Work order:
An exact, picture-free copy of the listing is required.

Dataset entries:
- - -
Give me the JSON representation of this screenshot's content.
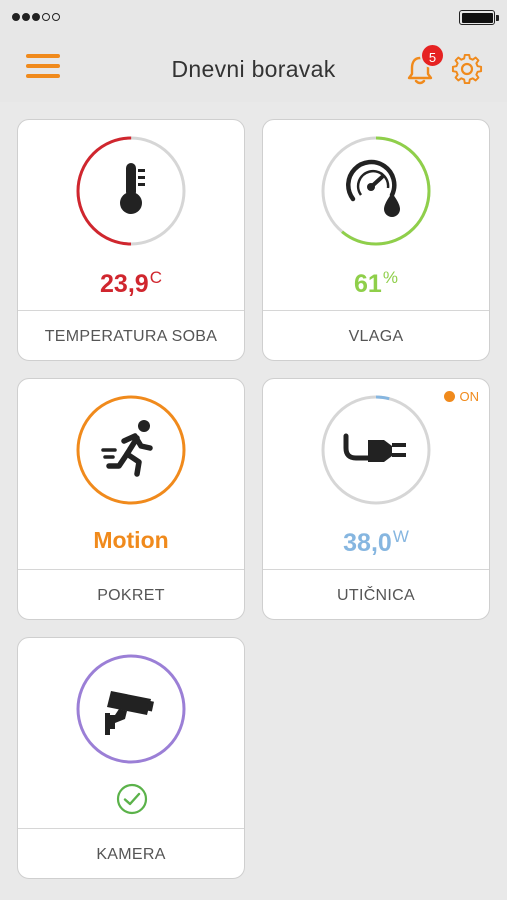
{
  "status_bar": {
    "signal_bars_filled": 3,
    "signal_bars_total": 5
  },
  "header": {
    "title": "Dnevni boravak",
    "notifications_count": "5",
    "accent_color": "#f08a1c",
    "badge_color": "#e62222"
  },
  "cards": [
    {
      "label": "TEMPERATURA SOBA",
      "value": "23,9",
      "unit": "C",
      "icon": "thermometer-icon",
      "color": "#d0262e",
      "ring_fraction": 0.5
    },
    {
      "label": "VLAGA",
      "value": "61",
      "unit": "%",
      "icon": "humidity-gauge-icon",
      "color": "#8fcf4a",
      "ring_fraction": 0.61
    },
    {
      "label": "POKRET",
      "value": "Motion",
      "unit": "",
      "icon": "running-person-icon",
      "color": "#f08a1c",
      "ring_fraction": 1
    },
    {
      "label": "UTIČNICA",
      "value": "38,0",
      "unit": "W",
      "icon": "power-plug-icon",
      "color": "#86b6e0",
      "ring_fraction": 0.04,
      "status_text": "ON",
      "status_color": "#f08a1c"
    },
    {
      "label": "KAMERA",
      "value": "",
      "unit": "",
      "icon": "security-camera-icon",
      "color": "#9b7fd6",
      "ring_fraction": 1,
      "status_icon": "check-circle-icon",
      "status_icon_color": "#5bb24a"
    }
  ]
}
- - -
Result for this task:
Give me the JSON representation of this screenshot's content.
{
  "status_bar": {
    "signal_bars_filled": 3,
    "signal_bars_total": 5
  },
  "header": {
    "title": "Dnevni boravak",
    "notifications_count": "5",
    "accent_color": "#f08a1c",
    "badge_color": "#e62222"
  },
  "cards": [
    {
      "label": "TEMPERATURA SOBA",
      "value": "23,9",
      "unit": "C",
      "icon": "thermometer-icon",
      "color": "#d0262e",
      "ring_fraction": 0.5
    },
    {
      "label": "VLAGA",
      "value": "61",
      "unit": "%",
      "icon": "humidity-gauge-icon",
      "color": "#8fcf4a",
      "ring_fraction": 0.61
    },
    {
      "label": "POKRET",
      "value": "Motion",
      "unit": "",
      "icon": "running-person-icon",
      "color": "#f08a1c",
      "ring_fraction": 1
    },
    {
      "label": "UTIČNICA",
      "value": "38,0",
      "unit": "W",
      "icon": "power-plug-icon",
      "color": "#86b6e0",
      "ring_fraction": 0.04,
      "status_text": "ON",
      "status_color": "#f08a1c"
    },
    {
      "label": "KAMERA",
      "value": "",
      "unit": "",
      "icon": "security-camera-icon",
      "color": "#9b7fd6",
      "ring_fraction": 1,
      "status_icon": "check-circle-icon",
      "status_icon_color": "#5bb24a"
    }
  ]
}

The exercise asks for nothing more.